He had a really interesting job.  He's an investigator for the Attorney General's office.  He busts drug cartels and domestic violence cases.  He's worked all over the country.  It was pretty interesting.  For a bit.

But as he talked about his extensive travel in outback Australia, visiting remote indiginous communities, all I could see was a big truck with a roo-bar and a couple of hapless English tourists in the back seat, laughing nervously.  

I tried awfully hard to stay on track, and there was an amusing moment where I explained my somewhat complex family history using mixed nuts to represent various family members, and eating the people who had died.  But you know, overall, it was a bit of a wash out. And perhaps that eating the dead people thing wasn't such a great idea, you know, given the company I was keeping.

There's not much more to say about that one, except, dang!  He really looked like John Jarratt. 

[John Jarratt, if you read this, you're not a bad looking bloke okay, it's just that you were so damned scary in Wolf Creek that I wouldn't want to date you.  Sorry.]

The Male Nurse

They’re never quite what you expect. When I saw this candidate's profile, he looked confident, warm, a bit of a hippy. When he arrived in person he looked like a bit of a loser. His hands were shaking with nerves, and he was wearing a brown pleather jacket with what looked like a cigarette burn in the collar.

Now I should confess that I was no oil painting myself. I’d been wildly drunk the night before, with an ugly head cold to boot. So when he arrived I was both deeply hung over and off my tree on Sudafed, which made me both overly chatty and without the ability to construct a sentence properly. Not an ideal combination, to be sure.

My date was a nurse. I still find this an incongruous combination, and I know that it’s wrong. But somehow, it just seems odd to have men as nurses. I guess I'm reverse sexist.  He’d also, in his time, been a butcher, a baker (although sadly, not a candlestick maker), a roadie, a construction worker and a bee keeper. Like a one man Village People. A Village Person, perhaps.

Anyway, while I’m always partial to a bit of gore in a tale, and was fascinated by the stories of amputated limbs and biohazard bins, flooded morgues and exploding abscesses, hearing about the explosive diarrhoea of the elderly and the rotten stench of someone who’s just shat themselves was just taking it a bit far. Especially over thai minced beef with chilli. I think I ate three bites for the whole meal.

It was nearing the end of the date when Candidate X made a fateful mistake. He said “so, do you want to do this again?” I hate that. I really hate that. I’ve always had a rule that one should never ask a question to which one may not necessarily want to hear the answer.

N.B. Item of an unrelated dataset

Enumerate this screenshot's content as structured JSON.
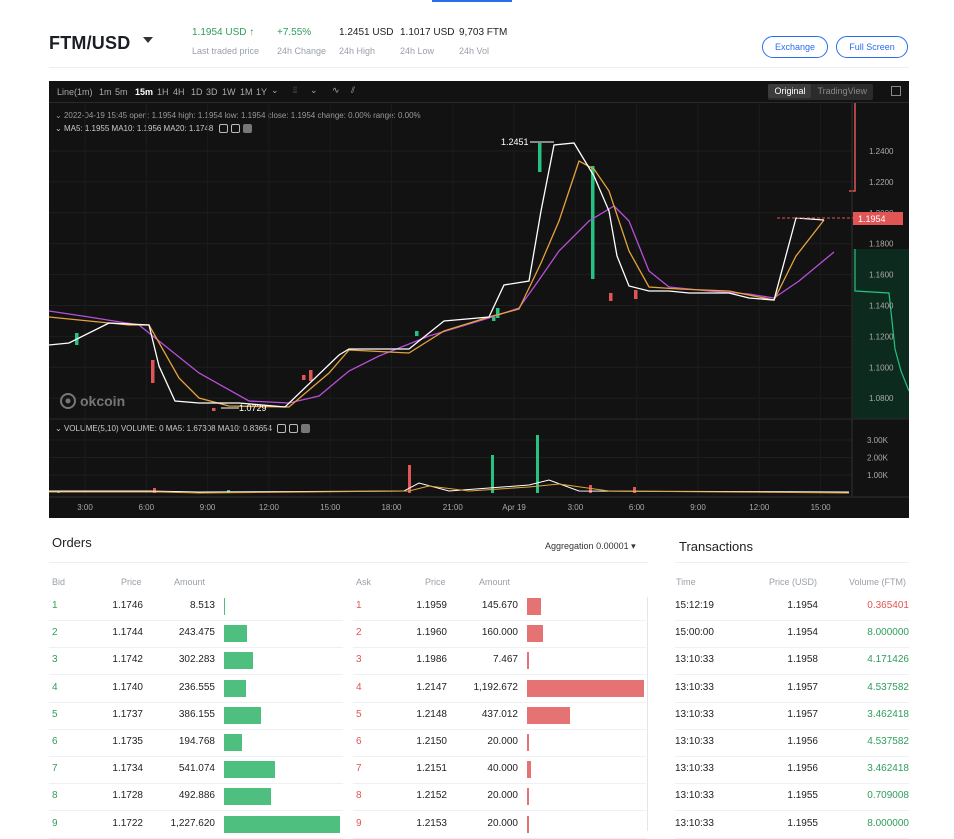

I’d like to think I said what I did because I was trying to spare his feelings, but the truth is that I’m a coward and didn’t want to tell the brutal truth. So I settled on “I’m not sure yet. I haven’t made up my mind.” Which took him back a little. I think he figured it was all going swimmingly due to my excessive chattiness (and I’m chatty at the best of times. Get a bit of pseudoephedrine into my system and I turn into a regular Robin Williams).

We finished up, split the bill (I insist on splitting the bill), and left. Outside I said, “well, I’ll be in touch!” It was a Seinfeldian lie. I won’t be in touch. I won’t be anything like in touch. I’ll be decidedly out of touch.

I think he knew it. We turned and walked in opposite directions.